The Nobel Prize in physics, has for the first time been awarded to three scientists, for their work in climate change. The winners this year are Syukuro Manabe from Princeton University, Klaus Hasselmann from the Max Planck Institute for Meteorology in Germany, and Giorgio Parisi from the Sapienza University of Rome. They were awarded “for groundbreaking contributions to our understanding of complex systems”.
One half of the award will go to Manabe and Hasselmann “for the physical modelling of Earth’s climate, quantifying variability and reliability predicting global warming”, while Parisi gets the other half for the discovery of “the interplay of disorder and fluctuations in physical systems from atomic to planetary scales”.
“The discoveries being recognised this year demonstrate that our knowledge about the climate rests on a solid scientific foundation, based on a rigorous analysis of observations.

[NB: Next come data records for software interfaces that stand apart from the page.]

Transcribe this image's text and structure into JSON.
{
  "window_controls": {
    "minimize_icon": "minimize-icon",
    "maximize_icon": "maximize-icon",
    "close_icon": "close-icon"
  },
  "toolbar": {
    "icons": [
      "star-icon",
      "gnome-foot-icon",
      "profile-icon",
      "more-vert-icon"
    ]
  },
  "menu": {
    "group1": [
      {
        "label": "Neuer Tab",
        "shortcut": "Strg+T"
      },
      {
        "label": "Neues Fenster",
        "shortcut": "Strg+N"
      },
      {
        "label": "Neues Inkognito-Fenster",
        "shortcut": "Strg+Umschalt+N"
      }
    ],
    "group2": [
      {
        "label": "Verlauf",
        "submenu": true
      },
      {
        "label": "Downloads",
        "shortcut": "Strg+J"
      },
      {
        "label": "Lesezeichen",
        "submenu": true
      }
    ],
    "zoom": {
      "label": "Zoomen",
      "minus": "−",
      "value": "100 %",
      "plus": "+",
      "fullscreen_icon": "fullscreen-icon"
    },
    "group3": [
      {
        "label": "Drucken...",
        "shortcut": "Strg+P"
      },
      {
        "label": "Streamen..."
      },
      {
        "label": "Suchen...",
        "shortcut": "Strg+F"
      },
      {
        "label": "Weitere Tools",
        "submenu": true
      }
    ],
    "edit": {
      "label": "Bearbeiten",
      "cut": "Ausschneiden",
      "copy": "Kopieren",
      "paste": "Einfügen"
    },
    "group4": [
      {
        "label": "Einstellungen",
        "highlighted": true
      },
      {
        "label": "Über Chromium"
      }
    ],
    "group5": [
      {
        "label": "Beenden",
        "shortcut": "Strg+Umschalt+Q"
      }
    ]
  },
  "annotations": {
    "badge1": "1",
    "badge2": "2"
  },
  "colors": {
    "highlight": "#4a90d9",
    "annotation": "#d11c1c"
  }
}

This year’s Laureates have all contributed to us gaining deeper insight into the properties and evolution of complex physical systems,” said Thors Hans Hansson, chair of the Nobel Committee for Physics.
Manabe’s work dates back to the 1960s, when he developed a computer model to demonstrate how increased carbon dioxide levels have affected the temperatures on the surface of the Earth. He was the first person to “explore the interaction between radiation balance and the vertical transport of air masses”, laying the foundation for our current climate models.
About 10 years after Manabe’s discovery, Hasselmann created a model linking weather and climate, showing why climate models are reliable “despite weather being changeable and chaotic”. “He also developed methods for identifying specific signals, fingerprints, that both natural phenomena and human activities imprint in the climate. His methods have been used to prove that the increased temperature in the atmosphere is due to human emissions of carbon dioxide,” a press release from the Nobel Committee said.
Lastly, Parisi discovered hidden patterns in “disordered complex materials”. The committee said that Parisi’s discovery is amongst the “most important contributions” to the theory of complex systems. “They make it possible to understand and describe many different and apparently entirely random materials and phenomena, not only in physics but also in other, very different areas, such as mathematics, biology, neuroscience and machine learning,” the statement said.